» What is required:
Please tally the lines below that contain the word "Freq" and reply with the total alone.

Collected data

☆ ☆ ☆ ☆

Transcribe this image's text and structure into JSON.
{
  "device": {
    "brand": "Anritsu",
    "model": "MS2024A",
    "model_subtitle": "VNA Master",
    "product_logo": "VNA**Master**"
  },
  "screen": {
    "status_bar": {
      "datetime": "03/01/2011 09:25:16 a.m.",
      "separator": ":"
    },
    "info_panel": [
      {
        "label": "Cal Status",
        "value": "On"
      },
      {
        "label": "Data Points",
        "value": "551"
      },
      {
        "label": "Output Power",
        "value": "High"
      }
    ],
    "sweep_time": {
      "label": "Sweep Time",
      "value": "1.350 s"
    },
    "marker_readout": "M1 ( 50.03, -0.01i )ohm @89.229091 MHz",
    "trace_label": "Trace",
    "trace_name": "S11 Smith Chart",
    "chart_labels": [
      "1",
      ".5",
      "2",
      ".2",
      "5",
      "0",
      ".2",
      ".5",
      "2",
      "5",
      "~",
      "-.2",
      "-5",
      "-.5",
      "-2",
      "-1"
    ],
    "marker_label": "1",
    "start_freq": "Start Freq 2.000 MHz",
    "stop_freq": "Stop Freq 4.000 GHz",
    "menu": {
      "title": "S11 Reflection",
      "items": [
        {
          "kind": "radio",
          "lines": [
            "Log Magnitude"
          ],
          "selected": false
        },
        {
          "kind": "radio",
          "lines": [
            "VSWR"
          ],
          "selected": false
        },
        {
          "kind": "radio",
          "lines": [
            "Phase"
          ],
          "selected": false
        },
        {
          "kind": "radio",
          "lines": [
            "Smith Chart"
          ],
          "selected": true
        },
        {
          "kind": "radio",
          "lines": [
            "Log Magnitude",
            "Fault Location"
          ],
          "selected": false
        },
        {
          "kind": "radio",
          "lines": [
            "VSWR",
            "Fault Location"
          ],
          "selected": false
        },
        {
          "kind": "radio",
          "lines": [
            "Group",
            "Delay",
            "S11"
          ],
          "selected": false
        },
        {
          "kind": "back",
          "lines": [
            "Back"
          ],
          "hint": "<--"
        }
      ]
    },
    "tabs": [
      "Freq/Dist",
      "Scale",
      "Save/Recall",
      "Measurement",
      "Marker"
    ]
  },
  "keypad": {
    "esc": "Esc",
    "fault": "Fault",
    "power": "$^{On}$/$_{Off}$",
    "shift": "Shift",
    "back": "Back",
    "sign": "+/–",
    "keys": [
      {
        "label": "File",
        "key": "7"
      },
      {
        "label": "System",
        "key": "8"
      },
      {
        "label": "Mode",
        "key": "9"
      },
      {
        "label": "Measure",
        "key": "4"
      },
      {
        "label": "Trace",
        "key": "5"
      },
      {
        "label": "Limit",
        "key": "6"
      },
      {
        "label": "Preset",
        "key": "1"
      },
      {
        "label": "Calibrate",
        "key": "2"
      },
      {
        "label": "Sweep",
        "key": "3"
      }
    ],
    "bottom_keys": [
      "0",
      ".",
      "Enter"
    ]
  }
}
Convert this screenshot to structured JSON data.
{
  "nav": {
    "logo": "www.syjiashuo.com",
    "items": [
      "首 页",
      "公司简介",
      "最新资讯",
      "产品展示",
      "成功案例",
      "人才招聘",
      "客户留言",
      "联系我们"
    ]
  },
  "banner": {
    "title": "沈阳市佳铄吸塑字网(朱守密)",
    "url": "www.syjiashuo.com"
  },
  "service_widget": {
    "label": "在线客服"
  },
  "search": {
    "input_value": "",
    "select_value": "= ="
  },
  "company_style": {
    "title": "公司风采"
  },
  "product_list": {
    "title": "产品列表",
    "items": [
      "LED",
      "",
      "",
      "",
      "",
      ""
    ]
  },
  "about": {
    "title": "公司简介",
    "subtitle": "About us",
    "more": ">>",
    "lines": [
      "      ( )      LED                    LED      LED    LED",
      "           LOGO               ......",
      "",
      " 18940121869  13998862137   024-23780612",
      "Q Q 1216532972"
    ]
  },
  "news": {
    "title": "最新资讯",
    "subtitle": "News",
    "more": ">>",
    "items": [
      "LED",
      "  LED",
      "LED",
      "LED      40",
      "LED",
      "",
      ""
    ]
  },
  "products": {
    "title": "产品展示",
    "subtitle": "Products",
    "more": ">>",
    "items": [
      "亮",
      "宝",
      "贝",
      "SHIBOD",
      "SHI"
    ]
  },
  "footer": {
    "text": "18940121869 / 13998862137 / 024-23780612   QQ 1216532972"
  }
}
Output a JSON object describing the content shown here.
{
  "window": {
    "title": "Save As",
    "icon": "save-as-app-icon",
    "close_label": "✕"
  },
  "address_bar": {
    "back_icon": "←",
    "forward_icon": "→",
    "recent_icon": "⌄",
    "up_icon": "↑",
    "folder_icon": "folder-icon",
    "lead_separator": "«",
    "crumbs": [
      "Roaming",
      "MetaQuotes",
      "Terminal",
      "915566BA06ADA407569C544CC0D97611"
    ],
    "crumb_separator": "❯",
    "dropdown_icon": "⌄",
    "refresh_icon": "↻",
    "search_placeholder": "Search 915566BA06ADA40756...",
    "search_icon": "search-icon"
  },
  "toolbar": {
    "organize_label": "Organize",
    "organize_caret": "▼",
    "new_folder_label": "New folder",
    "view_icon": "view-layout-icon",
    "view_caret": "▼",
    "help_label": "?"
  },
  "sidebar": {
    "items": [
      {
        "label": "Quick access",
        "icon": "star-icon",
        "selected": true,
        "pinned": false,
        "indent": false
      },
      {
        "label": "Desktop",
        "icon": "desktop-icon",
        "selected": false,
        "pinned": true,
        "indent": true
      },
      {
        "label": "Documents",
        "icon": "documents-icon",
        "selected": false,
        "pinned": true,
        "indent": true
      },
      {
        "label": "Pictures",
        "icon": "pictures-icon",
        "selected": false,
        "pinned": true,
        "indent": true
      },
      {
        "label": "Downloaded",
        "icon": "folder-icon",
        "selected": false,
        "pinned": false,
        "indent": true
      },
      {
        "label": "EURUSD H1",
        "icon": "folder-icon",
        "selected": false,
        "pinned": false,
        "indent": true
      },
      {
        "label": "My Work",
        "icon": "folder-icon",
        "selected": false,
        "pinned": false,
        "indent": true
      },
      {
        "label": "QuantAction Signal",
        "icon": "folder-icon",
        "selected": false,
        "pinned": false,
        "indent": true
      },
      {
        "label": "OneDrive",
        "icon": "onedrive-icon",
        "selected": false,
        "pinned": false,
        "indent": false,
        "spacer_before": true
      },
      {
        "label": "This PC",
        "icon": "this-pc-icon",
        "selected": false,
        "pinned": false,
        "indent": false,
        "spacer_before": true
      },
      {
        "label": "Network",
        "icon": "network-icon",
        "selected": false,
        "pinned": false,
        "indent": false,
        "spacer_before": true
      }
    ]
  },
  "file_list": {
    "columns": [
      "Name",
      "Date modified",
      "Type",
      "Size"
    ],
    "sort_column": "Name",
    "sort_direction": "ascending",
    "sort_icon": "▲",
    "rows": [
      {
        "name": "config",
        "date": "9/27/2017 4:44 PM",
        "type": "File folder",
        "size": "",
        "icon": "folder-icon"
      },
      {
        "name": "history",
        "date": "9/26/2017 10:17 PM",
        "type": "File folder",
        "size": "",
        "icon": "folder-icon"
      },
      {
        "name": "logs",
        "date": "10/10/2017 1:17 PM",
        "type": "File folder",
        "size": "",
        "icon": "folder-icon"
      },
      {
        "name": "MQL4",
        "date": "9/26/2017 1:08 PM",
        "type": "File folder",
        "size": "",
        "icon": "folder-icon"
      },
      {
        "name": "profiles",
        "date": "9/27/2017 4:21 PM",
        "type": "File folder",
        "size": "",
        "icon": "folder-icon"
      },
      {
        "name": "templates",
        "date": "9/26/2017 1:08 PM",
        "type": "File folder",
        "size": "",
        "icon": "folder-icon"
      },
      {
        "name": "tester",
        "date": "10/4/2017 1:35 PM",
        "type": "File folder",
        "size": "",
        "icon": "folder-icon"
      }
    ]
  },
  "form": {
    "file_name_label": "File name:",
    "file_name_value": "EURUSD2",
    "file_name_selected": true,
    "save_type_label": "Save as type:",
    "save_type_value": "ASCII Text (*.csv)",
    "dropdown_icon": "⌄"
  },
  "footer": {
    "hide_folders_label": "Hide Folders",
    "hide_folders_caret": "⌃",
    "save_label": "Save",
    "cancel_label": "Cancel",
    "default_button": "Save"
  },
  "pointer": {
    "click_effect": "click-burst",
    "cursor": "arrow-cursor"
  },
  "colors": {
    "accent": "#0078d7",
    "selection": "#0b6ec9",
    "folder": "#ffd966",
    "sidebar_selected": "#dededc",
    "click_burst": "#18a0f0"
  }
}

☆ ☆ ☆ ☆

» Answer to the exercise:
3